CHARLOTTE, NC (Ely Portillo/The Charlotte Observer) - Property owners and renters, beware: It's getting more costly in Charlotte if you don't keep up your property, leave out bulky items and trash cans at the curb, or let your grass grow too long.
Fines for most violations have been increased from $50 to $150, effective Jan. 1. And Code Enforcement is also implementing a new policy under which the department is compiling a list of property owners with four or more code violations in 2017.
Property owners on that list will be labeled repeat and chronic offenders – and will face steeply increasing fines if they are cited again this year. For their fourth new violation, repeat and chronic offenders will see the fine increase to $250.
And for each offense after that, fines will rise to $500.
Code enforcement manager Ben Krise said the city is focusing on repeat offenders because they make up a large proportion of code violation cases.
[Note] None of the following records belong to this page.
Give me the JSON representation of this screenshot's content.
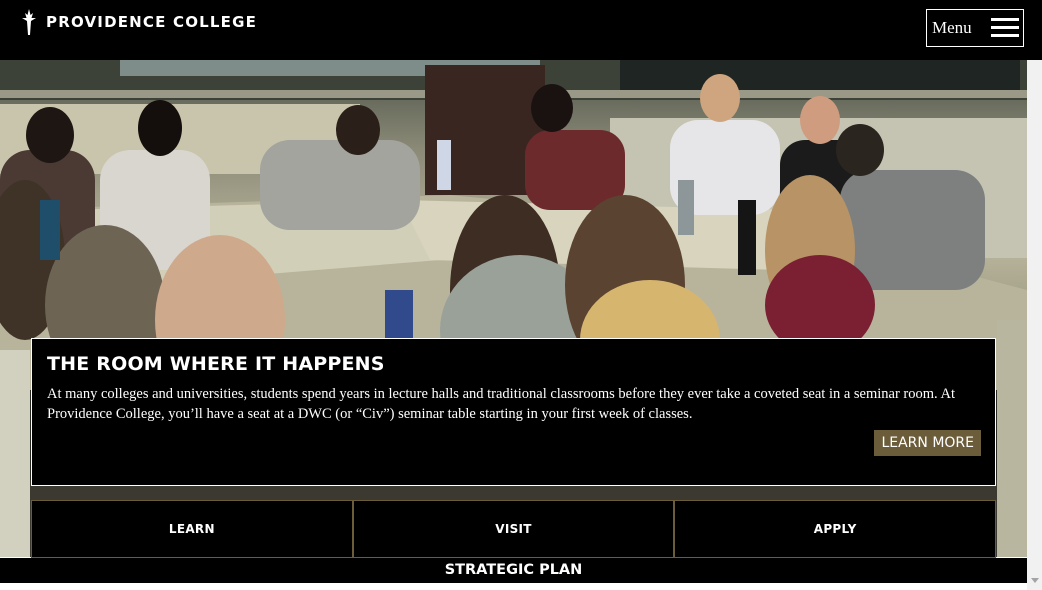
{
  "header": {
    "logo_text": "PROVIDENCE COLLEGE",
    "menu_label": "Menu"
  },
  "feature": {
    "title": "THE ROOM WHERE IT HAPPENS",
    "body": "At many colleges and universities, students spend years in lecture halls and traditional classrooms before they ever take a coveted seat in a seminar room. At Providence College, you’ll have a seat at a DWC (or “Civ”) seminar table starting in your first week of classes.",
    "button_label": "LEARN MORE",
    "button_color": "#6b5c3a"
  },
  "cta": [
    {
      "label": "LEARN"
    },
    {
      "label": "VISIT"
    },
    {
      "label": "APPLY"
    }
  ],
  "footer_bar": {
    "label": "STRATEGIC PLAN"
  },
  "colors": {
    "background": "#000000",
    "text": "#ffffff",
    "accent": "#6b5c3a"
  }
}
The higher fines, Krise said, will act as a bigger deterrent.
"What we've seen through an analysis of the data is we're spending some significant time and resources focusing on repeat offenders," said Krise. "It's a cat-and-mouse game."
Krise said the department is still compiling its repeat offenders list and will notify people who are on it soon. If they don't have four violations this year, they won't be on the list in 2019.
"We will notify them all in advance," he said. "They will know before we do any chronic or repeat offender enforcement in 2018."
Some landlords who own multiple properties have said they're worried about being labeled repeat offenders because of multiple single violations at scattered rental homes. For example, a landlord who owns 10 properties and has one citation for tenants leaving trashcans out at four of those could be put on the repeat offender list and face higher fines this year.
Landlords generally pass on citation costs to their tenants if they can, but one landlord who spoke with the Observer said several $500 fines might push them to raise rents at multiple properties to cover the cost, if tenants won't pay.
Krise confirmed that a landlord in that situation – four separate properties with one curbside violation each – could end up on the repeat offender list. But he said the department won't count the first new curbside offense, such as a trashcan not being taken in, toward the increased fines.
"The very first time...we will be sending a notice that won't be included in the escalating fee schedule," said Krise.
Krise also said that almost all first-time curbside offenders get a warning instead of a fine, and that about 95 percent of those comply voluntarily. Door hangers and letters mailed to a property owner usually take care of any exterior problems, he said.